Meanwhile the turning point in my career came when Dlamini one day met with me at the waiting place while I was doing some administration. He came to me sit opposite me and looked me in the eyes and said: “Rodney when I am old and retired you will still be mining”. I disagreed with him but never knew what he meant by those words; it’s only now that it makes sense to me. I decided that if I want to make it to the top I need to study; I need to use the teachings he taught me and apply them to whatever I do. I need to give myself to life and see what life gives me in return. I soon got promoted as a Shift Boss and excelled.
I met an industrial psychologist called Allison Tomasi-Sutherland who was married to an Italian. This woman believed in me; she said that she knew that at the right time my inner person would be released. She took me through some test and started seeing me regularly.

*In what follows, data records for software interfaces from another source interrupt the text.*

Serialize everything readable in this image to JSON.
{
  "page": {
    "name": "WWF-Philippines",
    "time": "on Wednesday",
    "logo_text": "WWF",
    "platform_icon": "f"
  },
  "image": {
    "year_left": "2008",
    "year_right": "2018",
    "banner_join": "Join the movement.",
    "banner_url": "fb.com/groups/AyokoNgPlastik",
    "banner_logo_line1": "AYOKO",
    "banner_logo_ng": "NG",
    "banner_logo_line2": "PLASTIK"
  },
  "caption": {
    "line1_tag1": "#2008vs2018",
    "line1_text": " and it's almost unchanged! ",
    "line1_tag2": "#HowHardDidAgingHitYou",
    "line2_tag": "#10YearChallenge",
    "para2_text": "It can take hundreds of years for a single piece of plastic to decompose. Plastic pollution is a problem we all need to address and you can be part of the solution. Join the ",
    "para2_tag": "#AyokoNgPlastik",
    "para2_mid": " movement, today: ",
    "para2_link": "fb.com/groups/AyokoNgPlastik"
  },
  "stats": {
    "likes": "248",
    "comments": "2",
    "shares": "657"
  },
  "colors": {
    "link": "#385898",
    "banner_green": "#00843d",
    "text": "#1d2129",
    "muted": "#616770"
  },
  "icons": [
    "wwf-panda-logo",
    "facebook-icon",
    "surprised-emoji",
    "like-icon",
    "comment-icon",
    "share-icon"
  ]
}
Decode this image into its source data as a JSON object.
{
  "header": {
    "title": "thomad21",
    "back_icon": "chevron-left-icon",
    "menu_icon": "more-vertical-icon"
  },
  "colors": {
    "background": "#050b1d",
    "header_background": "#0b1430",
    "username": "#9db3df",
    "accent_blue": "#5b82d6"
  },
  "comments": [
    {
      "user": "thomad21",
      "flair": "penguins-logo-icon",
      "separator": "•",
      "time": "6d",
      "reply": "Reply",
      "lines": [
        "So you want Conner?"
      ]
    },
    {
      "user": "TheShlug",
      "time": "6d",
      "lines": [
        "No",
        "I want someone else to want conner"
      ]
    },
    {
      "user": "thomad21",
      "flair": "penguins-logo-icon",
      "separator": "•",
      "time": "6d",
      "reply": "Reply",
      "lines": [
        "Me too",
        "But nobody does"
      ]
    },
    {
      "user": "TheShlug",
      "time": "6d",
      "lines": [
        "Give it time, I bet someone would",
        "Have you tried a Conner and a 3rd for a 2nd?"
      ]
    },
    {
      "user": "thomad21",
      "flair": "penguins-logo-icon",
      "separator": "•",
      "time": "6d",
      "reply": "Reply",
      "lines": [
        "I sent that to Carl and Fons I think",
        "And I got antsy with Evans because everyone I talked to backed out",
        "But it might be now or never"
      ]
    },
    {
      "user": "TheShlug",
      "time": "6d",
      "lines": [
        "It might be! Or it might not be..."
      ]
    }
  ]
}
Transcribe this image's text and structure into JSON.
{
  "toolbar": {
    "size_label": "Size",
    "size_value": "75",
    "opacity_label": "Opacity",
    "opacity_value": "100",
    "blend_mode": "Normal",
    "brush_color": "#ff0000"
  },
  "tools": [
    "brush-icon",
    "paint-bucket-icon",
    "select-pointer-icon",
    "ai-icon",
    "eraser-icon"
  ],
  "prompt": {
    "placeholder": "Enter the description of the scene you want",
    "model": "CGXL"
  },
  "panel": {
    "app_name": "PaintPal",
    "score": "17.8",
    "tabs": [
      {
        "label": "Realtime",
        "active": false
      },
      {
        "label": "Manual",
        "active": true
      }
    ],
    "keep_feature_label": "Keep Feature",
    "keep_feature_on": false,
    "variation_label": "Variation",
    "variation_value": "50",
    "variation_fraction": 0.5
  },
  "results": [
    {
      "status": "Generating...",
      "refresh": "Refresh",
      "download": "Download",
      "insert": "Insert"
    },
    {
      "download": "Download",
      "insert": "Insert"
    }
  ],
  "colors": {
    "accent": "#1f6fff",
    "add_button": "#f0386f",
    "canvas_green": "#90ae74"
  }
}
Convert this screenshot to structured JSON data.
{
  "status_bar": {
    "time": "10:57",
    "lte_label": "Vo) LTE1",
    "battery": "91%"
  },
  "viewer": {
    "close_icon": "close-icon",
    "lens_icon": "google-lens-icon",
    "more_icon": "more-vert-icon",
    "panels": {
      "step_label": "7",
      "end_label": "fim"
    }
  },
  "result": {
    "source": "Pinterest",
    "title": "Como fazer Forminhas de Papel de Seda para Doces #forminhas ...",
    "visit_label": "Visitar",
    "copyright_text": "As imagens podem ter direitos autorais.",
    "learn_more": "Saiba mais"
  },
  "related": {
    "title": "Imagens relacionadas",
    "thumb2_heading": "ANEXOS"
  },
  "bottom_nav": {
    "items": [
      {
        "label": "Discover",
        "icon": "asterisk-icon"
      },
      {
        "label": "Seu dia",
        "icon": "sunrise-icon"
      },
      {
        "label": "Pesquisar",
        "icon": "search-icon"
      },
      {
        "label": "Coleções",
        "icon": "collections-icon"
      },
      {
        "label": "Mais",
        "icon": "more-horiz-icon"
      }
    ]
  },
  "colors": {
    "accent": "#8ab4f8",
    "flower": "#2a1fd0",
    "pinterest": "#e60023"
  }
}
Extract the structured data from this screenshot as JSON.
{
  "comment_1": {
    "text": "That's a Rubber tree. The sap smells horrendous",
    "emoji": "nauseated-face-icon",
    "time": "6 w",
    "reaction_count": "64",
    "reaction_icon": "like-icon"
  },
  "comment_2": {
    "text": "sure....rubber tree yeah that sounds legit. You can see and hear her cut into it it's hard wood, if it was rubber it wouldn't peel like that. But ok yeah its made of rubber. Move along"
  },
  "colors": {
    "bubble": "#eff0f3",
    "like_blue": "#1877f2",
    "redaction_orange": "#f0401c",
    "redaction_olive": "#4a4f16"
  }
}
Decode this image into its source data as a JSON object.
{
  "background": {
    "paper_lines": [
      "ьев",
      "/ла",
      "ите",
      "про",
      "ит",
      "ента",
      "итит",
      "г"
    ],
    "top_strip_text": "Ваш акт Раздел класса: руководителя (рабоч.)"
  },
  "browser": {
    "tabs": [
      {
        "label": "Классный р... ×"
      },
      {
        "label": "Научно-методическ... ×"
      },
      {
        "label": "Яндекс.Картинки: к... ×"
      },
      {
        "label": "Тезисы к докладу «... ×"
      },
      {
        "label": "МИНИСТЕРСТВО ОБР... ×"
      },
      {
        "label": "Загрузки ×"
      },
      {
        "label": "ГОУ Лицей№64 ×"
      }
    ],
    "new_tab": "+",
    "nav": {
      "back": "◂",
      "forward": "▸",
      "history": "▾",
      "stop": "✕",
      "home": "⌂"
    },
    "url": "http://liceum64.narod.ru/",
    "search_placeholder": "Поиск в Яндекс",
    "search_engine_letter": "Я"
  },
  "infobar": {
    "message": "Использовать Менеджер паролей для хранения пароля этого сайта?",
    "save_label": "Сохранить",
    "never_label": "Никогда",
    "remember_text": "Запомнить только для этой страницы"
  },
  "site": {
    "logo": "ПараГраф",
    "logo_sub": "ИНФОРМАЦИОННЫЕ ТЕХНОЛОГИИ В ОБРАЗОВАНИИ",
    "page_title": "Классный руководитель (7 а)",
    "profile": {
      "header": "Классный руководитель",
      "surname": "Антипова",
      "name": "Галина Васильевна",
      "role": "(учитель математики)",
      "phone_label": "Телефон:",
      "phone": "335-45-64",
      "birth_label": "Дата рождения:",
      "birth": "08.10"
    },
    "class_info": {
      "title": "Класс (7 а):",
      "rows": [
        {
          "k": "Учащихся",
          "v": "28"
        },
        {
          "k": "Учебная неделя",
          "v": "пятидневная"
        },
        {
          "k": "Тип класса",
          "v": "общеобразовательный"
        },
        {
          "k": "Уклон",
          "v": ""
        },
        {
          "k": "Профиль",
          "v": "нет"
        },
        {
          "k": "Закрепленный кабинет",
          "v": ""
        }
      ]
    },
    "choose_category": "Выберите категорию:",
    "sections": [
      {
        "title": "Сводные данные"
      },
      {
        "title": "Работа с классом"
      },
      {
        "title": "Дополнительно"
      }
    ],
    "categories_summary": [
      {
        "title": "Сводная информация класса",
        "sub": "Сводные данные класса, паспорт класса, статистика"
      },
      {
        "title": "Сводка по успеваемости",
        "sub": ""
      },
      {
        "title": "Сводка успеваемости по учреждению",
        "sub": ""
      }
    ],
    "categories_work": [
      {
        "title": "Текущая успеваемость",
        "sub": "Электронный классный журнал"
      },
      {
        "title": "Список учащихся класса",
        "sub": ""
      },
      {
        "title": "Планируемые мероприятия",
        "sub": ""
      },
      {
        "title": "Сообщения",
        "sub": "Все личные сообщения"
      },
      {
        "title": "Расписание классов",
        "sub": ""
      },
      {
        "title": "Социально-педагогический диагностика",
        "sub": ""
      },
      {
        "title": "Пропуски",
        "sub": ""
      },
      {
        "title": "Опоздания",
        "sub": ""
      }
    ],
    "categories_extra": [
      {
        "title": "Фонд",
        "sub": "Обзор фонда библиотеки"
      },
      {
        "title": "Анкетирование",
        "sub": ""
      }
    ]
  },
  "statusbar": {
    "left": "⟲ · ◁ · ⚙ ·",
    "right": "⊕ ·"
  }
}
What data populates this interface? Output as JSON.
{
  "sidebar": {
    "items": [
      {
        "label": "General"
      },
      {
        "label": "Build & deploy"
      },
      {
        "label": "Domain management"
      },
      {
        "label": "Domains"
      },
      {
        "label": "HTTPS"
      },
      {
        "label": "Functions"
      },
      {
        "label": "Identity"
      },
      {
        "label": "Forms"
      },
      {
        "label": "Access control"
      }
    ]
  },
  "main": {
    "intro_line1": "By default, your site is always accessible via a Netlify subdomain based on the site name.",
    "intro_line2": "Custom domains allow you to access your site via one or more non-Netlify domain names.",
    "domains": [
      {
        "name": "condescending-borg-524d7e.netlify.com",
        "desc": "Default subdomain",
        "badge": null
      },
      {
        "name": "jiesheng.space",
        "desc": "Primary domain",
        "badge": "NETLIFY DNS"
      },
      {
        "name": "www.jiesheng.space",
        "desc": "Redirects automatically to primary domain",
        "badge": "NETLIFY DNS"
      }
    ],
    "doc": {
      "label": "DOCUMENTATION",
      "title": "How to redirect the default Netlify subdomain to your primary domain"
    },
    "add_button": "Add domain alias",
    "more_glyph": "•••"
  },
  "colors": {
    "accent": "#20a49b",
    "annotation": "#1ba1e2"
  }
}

There was a breaking point in her career when I was denied entry for a scholarship into university by an old General Manager. She soon resigned but left me with this words “Rodney when you think you are in a comfort zone never believe that you arrived but rather focus again and start from the beginning”. She said this would make my enemies nervous and meant that I would always be one step ahead of them. We lost contact; I never heard or saw her again but her words are still part of my life.
I decided that I need to move on with my career; my wife and I decided that Rustenburg in the North West would be a place to go: our kids were still young and to bring stability about in their lives we need to go to a place where there is opportunity. I started working at Impala Platinum and after 6 months had enough of the Platinum province. The culture was not the same; there were no respect; the people here were horrible; they were not treating each other with dignity; so I decided to go back to the Free State.
On my last day in Rustenburg just before we packed to go back to the Free State; my wife decided that we need to go to a local bakery to buy something for the road. On our way out of the shop I saw this man sitting in his bakkie (pickup truck). The man’s face looked familiar so I went over to find an older, more matured version of Dirk Steyn, my Shift Boss from Pres Steyn. This man had a taught me a lot; and I had also given him a lot. Because of my good performance back then he got promoted as a Mine Overseer.
He asked me what I was doing in Rustenburg and I told him that I was working at Impala but had enough and was on my way back to the Freestate. It is at this Bakery where Dirk convinced me to stay in Rustenburg and also convinced me to join him at Lonmin Platinum, a company that I have now been working for the past 11 years. I started as a Shift Supervisor in Dirk’s section; the same person gave me a helping hand in letting me act as relieving mine Overseer when he went on leave or had to attend any courses of any kind.
I never looked back; I am a Senior Mine Manager now and this is my story.